(RECORDS FOR THE TASK)

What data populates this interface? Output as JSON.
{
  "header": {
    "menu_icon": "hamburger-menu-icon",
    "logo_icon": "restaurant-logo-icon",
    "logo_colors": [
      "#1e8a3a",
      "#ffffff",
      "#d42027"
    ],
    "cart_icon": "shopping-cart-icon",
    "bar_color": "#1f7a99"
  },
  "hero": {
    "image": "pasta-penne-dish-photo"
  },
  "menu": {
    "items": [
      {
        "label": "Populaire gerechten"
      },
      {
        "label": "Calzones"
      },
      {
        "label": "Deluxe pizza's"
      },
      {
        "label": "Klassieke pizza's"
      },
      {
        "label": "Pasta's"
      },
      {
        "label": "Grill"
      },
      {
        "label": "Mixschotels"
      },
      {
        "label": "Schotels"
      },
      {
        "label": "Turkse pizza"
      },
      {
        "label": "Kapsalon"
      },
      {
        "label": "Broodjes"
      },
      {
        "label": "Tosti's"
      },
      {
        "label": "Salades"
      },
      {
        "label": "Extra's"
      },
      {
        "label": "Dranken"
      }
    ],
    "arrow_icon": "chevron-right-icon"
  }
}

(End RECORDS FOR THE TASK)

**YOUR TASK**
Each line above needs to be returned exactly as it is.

**ANSWER TO THIS PROBLEM**
What data populates this interface? Output as JSON.
{
  "header": {
    "menu_icon": "hamburger-menu-icon",
    "logo_icon": "restaurant-logo-icon",
    "logo_colors": [
      "#1e8a3a",
      "#ffffff",
      "#d42027"
    ],
    "cart_icon": "shopping-cart-icon",
    "bar_color": "#1f7a99"
  },
  "hero": {
    "image": "pasta-penne-dish-photo"
  },
  "menu": {
    "items": [
      {
        "label": "Populaire gerechten"
      },
      {
        "label": "Calzones"
      },
      {
        "label": "Deluxe pizza's"
      },
      {
        "label": "Klassieke pizza's"
      },
      {
        "label": "Pasta's"
      },
      {
        "label": "Grill"
      },
      {
        "label": "Mixschotels"
      },
      {
        "label": "Schotels"
      },
      {
        "label": "Turkse pizza"
      },
      {
        "label": "Kapsalon"
      },
      {
        "label": "Broodjes"
      },
      {
        "label": "Tosti's"
      },
      {
        "label": "Salades"
      },
      {
        "label": "Extra's"
      },
      {
        "label": "Dranken"
      }
    ],
    "arrow_icon": "chevron-right-icon"
  }
}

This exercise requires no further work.